Your goal: Go through the listing below and say how many lines include "placeholder". Give the number by itself.

══════

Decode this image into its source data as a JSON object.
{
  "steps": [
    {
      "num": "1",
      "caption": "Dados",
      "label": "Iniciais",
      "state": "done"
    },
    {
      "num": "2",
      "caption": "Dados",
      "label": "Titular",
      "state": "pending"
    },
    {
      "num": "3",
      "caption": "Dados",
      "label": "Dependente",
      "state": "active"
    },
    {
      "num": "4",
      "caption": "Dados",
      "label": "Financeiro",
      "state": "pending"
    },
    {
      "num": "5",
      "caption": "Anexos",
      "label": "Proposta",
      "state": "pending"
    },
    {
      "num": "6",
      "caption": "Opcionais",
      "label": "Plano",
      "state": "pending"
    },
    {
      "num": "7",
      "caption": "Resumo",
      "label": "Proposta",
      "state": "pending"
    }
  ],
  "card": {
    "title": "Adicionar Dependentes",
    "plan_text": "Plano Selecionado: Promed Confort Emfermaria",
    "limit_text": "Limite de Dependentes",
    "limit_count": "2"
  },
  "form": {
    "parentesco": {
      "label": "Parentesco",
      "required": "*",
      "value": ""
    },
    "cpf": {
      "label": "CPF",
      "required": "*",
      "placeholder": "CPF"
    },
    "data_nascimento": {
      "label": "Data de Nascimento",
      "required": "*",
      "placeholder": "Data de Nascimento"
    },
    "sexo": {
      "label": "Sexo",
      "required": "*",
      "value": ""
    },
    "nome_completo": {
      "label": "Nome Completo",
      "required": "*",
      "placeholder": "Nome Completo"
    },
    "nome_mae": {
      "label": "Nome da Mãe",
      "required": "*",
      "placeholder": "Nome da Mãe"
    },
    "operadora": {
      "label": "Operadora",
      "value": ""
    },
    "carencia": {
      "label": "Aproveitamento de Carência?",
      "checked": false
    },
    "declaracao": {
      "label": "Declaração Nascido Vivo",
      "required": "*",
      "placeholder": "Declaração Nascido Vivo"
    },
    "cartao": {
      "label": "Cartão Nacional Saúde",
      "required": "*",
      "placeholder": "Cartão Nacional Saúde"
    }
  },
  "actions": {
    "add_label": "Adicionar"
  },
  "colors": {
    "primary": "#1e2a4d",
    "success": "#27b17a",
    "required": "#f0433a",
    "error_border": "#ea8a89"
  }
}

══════

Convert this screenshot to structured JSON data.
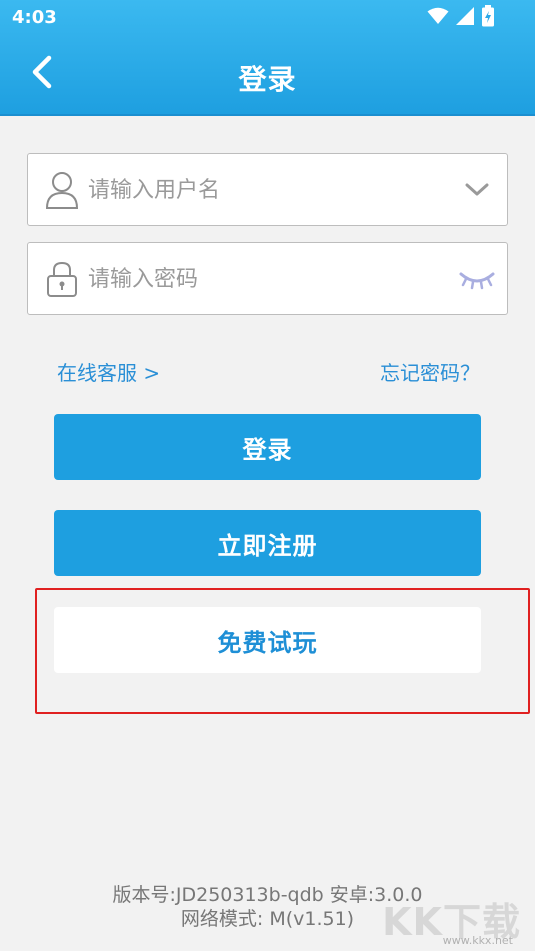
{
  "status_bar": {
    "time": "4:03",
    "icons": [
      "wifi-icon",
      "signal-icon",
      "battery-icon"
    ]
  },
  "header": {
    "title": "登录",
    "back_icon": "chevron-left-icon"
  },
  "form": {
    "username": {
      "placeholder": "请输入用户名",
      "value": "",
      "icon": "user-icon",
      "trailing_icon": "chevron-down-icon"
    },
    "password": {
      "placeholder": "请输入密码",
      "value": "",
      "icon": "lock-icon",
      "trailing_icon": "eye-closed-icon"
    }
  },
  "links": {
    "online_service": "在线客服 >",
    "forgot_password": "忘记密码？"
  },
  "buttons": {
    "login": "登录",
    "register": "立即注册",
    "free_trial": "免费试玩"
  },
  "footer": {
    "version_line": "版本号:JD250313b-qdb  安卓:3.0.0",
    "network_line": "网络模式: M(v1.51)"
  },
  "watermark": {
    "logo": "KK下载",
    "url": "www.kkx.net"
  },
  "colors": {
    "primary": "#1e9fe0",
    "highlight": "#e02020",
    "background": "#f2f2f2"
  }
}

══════

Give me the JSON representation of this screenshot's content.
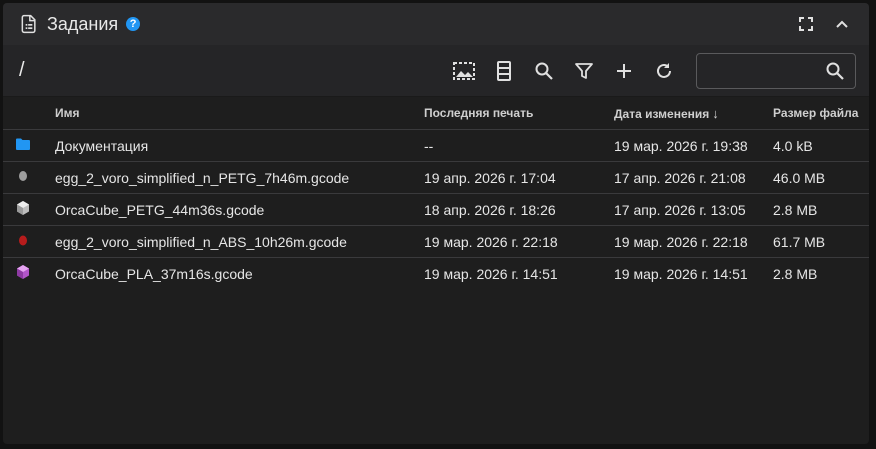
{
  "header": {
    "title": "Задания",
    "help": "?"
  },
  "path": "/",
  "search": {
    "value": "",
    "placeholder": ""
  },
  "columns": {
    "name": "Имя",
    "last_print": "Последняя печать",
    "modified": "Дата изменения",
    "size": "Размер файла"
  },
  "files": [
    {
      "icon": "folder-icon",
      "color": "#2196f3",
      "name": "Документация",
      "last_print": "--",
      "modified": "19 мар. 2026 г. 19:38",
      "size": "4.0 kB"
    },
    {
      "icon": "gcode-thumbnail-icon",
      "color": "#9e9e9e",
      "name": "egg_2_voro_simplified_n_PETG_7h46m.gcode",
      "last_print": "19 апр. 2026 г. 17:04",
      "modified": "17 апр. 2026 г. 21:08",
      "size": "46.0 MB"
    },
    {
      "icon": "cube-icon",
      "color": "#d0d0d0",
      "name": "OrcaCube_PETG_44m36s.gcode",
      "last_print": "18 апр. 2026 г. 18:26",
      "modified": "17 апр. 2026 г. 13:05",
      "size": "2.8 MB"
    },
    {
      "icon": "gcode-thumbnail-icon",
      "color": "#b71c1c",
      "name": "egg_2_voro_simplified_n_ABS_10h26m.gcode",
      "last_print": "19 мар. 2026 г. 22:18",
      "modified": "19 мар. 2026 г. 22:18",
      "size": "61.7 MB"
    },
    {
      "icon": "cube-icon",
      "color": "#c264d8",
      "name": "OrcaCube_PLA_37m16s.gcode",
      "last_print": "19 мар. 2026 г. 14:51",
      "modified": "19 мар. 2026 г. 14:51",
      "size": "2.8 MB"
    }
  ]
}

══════

Exercise result: 9